The Three Principles Of HTML Code Optimization
Just like spring cleaning a house, the html code of your web pages should get periodic cleaning as well.
Over time, as changes and updates are made to a web page, the code can become littered with unnecessary clutter, slowing down page load times and hurting the efficiency of your web page. Cluttered html can also seriously impact your search engine ranking.
This is especially true if you are using a WYSIWYG (What You See Is What You Get) web design package such as FrontPage or Dreamweaver. These programs will speed up your web site creation, but they are not that efficient at writing clean html code.
Up until recently when coding a page in HTML we would be using tags such as the (font) tag and (p) paragraph tags. Between these tags would be our page content, text, images and links. Each time a formatting change was made on the page new tags were needed with complete formatting for the new section. More recently we have gained the ability to use Cascading Style Sheets, allowing us to write the formatting once and then refer to that formatting several times within a web page.
In order to speed up page load times we need to have fewer characters on the page when viewed in an html editor. Since we really do not want to remove any of our visible content we need to look to the html code. By cleaning up this code we can remove characters, thereby creating a smaller web page that will load more quickly.
Over time HTML has changed and we now have many different ways to do the same thing. An example would be the code used to show a bold type face. In HTML we have two main choices, the (strong) tag and the (b) tag. As you can see the (strong) tag uses 5 more characters than the (b) tag, and if we consider the closing tags as well we see that using the (strong)(/strong) tag pair uses 10 more characters than the cleaner (b)(/b) tag pair.

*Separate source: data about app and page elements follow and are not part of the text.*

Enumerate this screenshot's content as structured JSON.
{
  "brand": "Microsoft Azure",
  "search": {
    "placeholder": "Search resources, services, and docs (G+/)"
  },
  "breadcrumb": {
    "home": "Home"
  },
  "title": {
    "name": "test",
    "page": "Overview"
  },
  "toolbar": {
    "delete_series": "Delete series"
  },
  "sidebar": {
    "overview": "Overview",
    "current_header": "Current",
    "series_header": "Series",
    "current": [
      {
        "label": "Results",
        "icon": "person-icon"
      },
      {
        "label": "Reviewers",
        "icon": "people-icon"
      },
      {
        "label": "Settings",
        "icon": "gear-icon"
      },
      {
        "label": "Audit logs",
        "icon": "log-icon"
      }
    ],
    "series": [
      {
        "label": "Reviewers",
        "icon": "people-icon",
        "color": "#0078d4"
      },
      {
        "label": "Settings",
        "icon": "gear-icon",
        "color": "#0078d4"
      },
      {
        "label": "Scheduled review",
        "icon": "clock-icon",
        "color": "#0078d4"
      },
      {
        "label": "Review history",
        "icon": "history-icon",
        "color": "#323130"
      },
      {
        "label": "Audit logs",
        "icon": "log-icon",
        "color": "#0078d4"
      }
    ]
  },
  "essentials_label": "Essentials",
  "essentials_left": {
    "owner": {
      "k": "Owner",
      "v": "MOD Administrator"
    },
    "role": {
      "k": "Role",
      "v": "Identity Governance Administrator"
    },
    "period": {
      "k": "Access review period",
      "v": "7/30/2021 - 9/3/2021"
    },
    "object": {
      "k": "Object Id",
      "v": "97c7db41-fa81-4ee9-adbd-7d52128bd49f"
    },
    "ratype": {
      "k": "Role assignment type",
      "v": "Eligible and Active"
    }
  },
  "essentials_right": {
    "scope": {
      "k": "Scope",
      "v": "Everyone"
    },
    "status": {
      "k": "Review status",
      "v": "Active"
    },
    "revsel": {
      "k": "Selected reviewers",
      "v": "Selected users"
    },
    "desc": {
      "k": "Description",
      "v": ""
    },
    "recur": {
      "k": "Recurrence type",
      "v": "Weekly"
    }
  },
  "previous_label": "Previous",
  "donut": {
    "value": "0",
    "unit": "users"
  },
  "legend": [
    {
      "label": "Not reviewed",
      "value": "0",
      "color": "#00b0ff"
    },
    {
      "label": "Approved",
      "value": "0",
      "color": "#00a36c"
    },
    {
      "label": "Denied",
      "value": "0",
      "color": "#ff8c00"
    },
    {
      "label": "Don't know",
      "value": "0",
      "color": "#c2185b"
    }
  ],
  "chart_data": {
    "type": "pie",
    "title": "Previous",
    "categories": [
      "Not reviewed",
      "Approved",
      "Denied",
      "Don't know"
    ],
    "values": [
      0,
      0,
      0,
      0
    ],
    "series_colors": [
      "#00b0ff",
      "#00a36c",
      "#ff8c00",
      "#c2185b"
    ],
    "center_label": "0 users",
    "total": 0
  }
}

This is our First Principle of clean HTML code: Use the simplest coding method available. HTML has the ability of nesting code within other code. For instance we could have a line with three words where the middle word was in bold. This could be accomplished by changing the formatting completely each time the visible formatting changes.
Consider this code:
This takes up 90 characters.
This is very poorly written html and is what you occasionally will get when using a WYSIWYG editor. Since the (font) tags are repeating the same information we can simply nest the (strong) tags inside the (font) tags, and better yet use the (b) tag instead of the (strong) tag. This would give us this code (font face=”times)This (b)BOLD(/b) Word(/font), taking up only 46 characters.
This is our Second Principle of clean HTML code: Use nested tags when possible. Be aware that WYSIWYG editors will frequently update formatting by adding layer after layer of nested code. So while you are cleaning up the code look for redundant nested code placed there by your WYSIWYG editing program.
A big problem with using HTML tags is that we need to repeat the tag coding whenever we change the formatting. The advent of CSS allows us a great advantage in clean coding by allowing us to layout the formatting once in a document, then simply refer to it over and over again.
If we had six paragraphs in a page that switch between two different types of formatting, such as headings in Blue, Bold, Ariel, size 4 and paragraph text in Black, Times, size 2, using tags we would need to list that complete formatting each time we make a change.
(font face="Ariel" color="blue" size="4")(b)Our
(font face="Times color="black" size="2")Our paragraph(/font)
(font face="Ariel" color="blue" size="4")(b)Our next
(font face="Times color="black" size="2")Our next
We would then repeat this for each heading and paragraph, lots of html code. With CSS we could create CSS Styles for each formatting type, list the Styles once in the Header of the page, and then simply refer to the Style each time we make a change.
font-family: Arial, Helvetica, sans-serif;
font-family: "Times New Roman", Times, serif;
(p class="style2")Paragraph Text(/p)
Notice that the Styles are created in the Head section of the page and then simply referenced in the Body section. As we add more formatting we would simply continue to refer to the previously created Styles. This is our Third Principle of Clean HTML Code: Use CSS styles when ever possible. CSS has several other benefits, such as being able to place the CSS styles in an external file, thereby reducing the page size even more, and the ability to quickly update formatting site-wide by simply updating the external CSS Style file. So with some simple cleaning of your HTML code you can easily reduce the file size and make a fast loading, lean and mean web page.
George Peirson is a successful Entrepreneur and Internet Trainer. He is the author of over 30 multimedia based tutorial training titles covering such topics as Photoshop, Flash and Dreamweaver. To see his training sets visit http://www.howtogurus.com
Article copyright 2005 George Peirson